(App and web page records)

"""

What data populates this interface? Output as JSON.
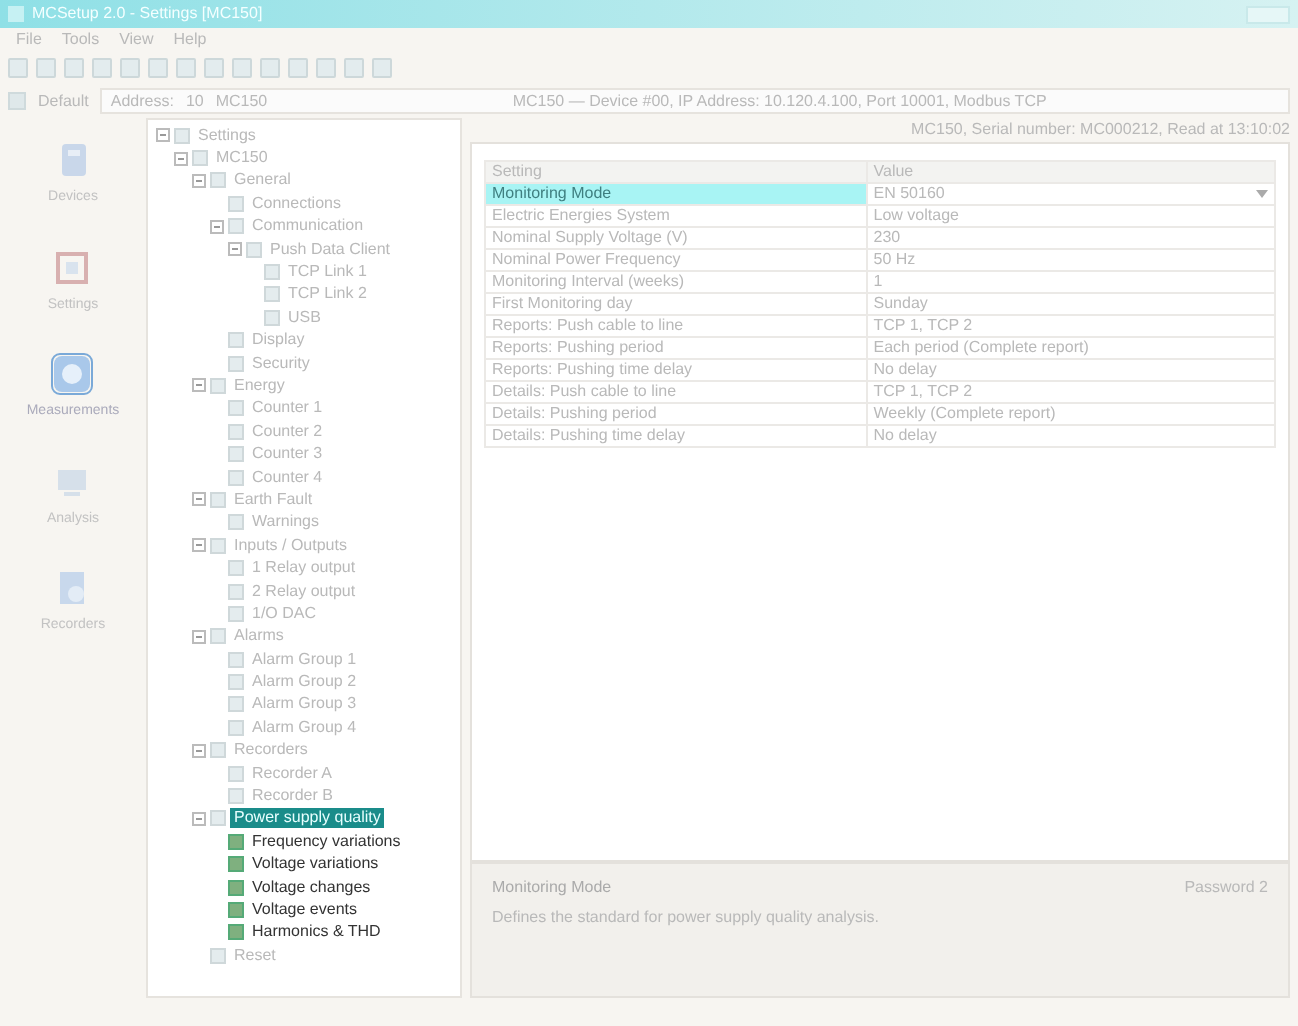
{
  "window": {
    "title": "MCSetup 2.0 - Settings [MC150]"
  },
  "menu": [
    "File",
    "Tools",
    "View",
    "Help"
  ],
  "address_bar": {
    "profile": "Default",
    "label": "Address:",
    "number": "10",
    "device": "MC150",
    "connection": "MC150 — Device #00, IP Address: 10.120.4.100, Port 10001, Modbus TCP"
  },
  "sidebar": {
    "items": [
      {
        "label": "Devices",
        "selected": false
      },
      {
        "label": "Settings",
        "selected": false
      },
      {
        "label": "Measurements",
        "selected": true
      },
      {
        "label": "Analysis",
        "selected": false
      },
      {
        "label": "Recorders",
        "selected": false
      }
    ]
  },
  "tree": {
    "items": [
      {
        "label": "Settings",
        "expanded": true,
        "selected": false,
        "children": [
          {
            "label": "MC150",
            "expanded": true,
            "selected": false,
            "children": [
              {
                "label": "General",
                "expanded": true,
                "selected": false,
                "children": [
                  {
                    "label": "Connections",
                    "selected": false
                  },
                  {
                    "label": "Communication",
                    "expanded": true,
                    "selected": false,
                    "children": [
                      {
                        "label": "Push Data Client",
                        "expanded": true,
                        "selected": false,
                        "children": [
                          {
                            "label": "TCP Link 1",
                            "selected": false
                          },
                          {
                            "label": "TCP Link 2",
                            "selected": false
                          },
                          {
                            "label": "USB",
                            "selected": false
                          }
                        ]
                      }
                    ]
                  },
                  {
                    "label": "Display",
                    "selected": false
                  },
                  {
                    "label": "Security",
                    "selected": false
                  }
                ]
              },
              {
                "label": "Energy",
                "expanded": true,
                "selected": false,
                "children": [
                  {
                    "label": "Counter 1",
                    "selected": false
                  },
                  {
                    "label": "Counter 2",
                    "selected": false
                  },
                  {
                    "label": "Counter 3",
                    "selected": false
                  },
                  {
                    "label": "Counter 4",
                    "selected": false
                  }
                ]
              },
              {
                "label": "Earth Fault",
                "expanded": true,
                "selected": false,
                "children": [
                  {
                    "label": "Warnings",
                    "selected": false
                  }
                ]
              },
              {
                "label": "Inputs / Outputs",
                "expanded": true,
                "selected": false,
                "children": [
                  {
                    "label": "1 Relay output",
                    "selected": false
                  },
                  {
                    "label": "2 Relay output",
                    "selected": false
                  },
                  {
                    "label": "1/O DAC",
                    "selected": false
                  }
                ]
              },
              {
                "label": "Alarms",
                "expanded": true,
                "selected": false,
                "children": [
                  {
                    "label": "Alarm Group 1",
                    "selected": false
                  },
                  {
                    "label": "Alarm Group 2",
                    "selected": false
                  },
                  {
                    "label": "Alarm Group 3",
                    "selected": false
                  },
                  {
                    "label": "Alarm Group 4",
                    "selected": false
                  }
                ]
              },
              {
                "label": "Recorders",
                "expanded": true,
                "selected": false,
                "children": [
                  {
                    "label": "Recorder A",
                    "selected": false
                  },
                  {
                    "label": "Recorder B",
                    "selected": false
                  }
                ]
              },
              {
                "label": "Power supply quality",
                "expanded": true,
                "selected": true,
                "children": [
                  {
                    "label": "Frequency variations",
                    "selected": false
                  },
                  {
                    "label": "Voltage variations",
                    "selected": false
                  },
                  {
                    "label": "Voltage changes",
                    "selected": false
                  },
                  {
                    "label": "Voltage events",
                    "selected": false
                  },
                  {
                    "label": "Harmonics & THD",
                    "selected": false
                  }
                ]
              },
              {
                "label": "Reset",
                "selected": false
              }
            ]
          }
        ]
      }
    ]
  },
  "info": "MC150, Serial number: MC000212, Read at 13:10:02",
  "table": {
    "columns": [
      "Setting",
      "Value"
    ],
    "rows": [
      {
        "setting": "Monitoring Mode",
        "value": "EN 50160",
        "selected": true
      },
      {
        "setting": "Electric Energies System",
        "value": "Low voltage",
        "selected": false
      },
      {
        "setting": "Nominal Supply Voltage (V)",
        "value": "230",
        "selected": false
      },
      {
        "setting": "Nominal Power Frequency",
        "value": "50 Hz",
        "selected": false
      },
      {
        "setting": "Monitoring Interval (weeks)",
        "value": "1",
        "selected": false
      },
      {
        "setting": "First Monitoring day",
        "value": "Sunday",
        "selected": false
      },
      {
        "setting": "Reports: Push cable to line",
        "value": "TCP 1, TCP 2",
        "selected": false
      },
      {
        "setting": "Reports: Pushing period",
        "value": "Each period (Complete report)",
        "selected": false
      },
      {
        "setting": "Reports: Pushing time delay",
        "value": "No delay",
        "selected": false
      },
      {
        "setting": "Details: Push cable to line",
        "value": "TCP 1, TCP 2",
        "selected": false
      },
      {
        "setting": "Details: Pushing period",
        "value": "Weekly (Complete report)",
        "selected": false
      },
      {
        "setting": "Details: Pushing time delay",
        "value": "No delay",
        "selected": false
      }
    ]
  },
  "description": {
    "title": "Monitoring Mode",
    "text": "Defines the standard for power supply quality analysis.",
    "access": "Password 2"
  }
}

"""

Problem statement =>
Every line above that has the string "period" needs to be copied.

Task response =>
        "setting": "Reports: Pushing period",
        "value": "Each period (Complete report)",
        "setting": "Details: Pushing period",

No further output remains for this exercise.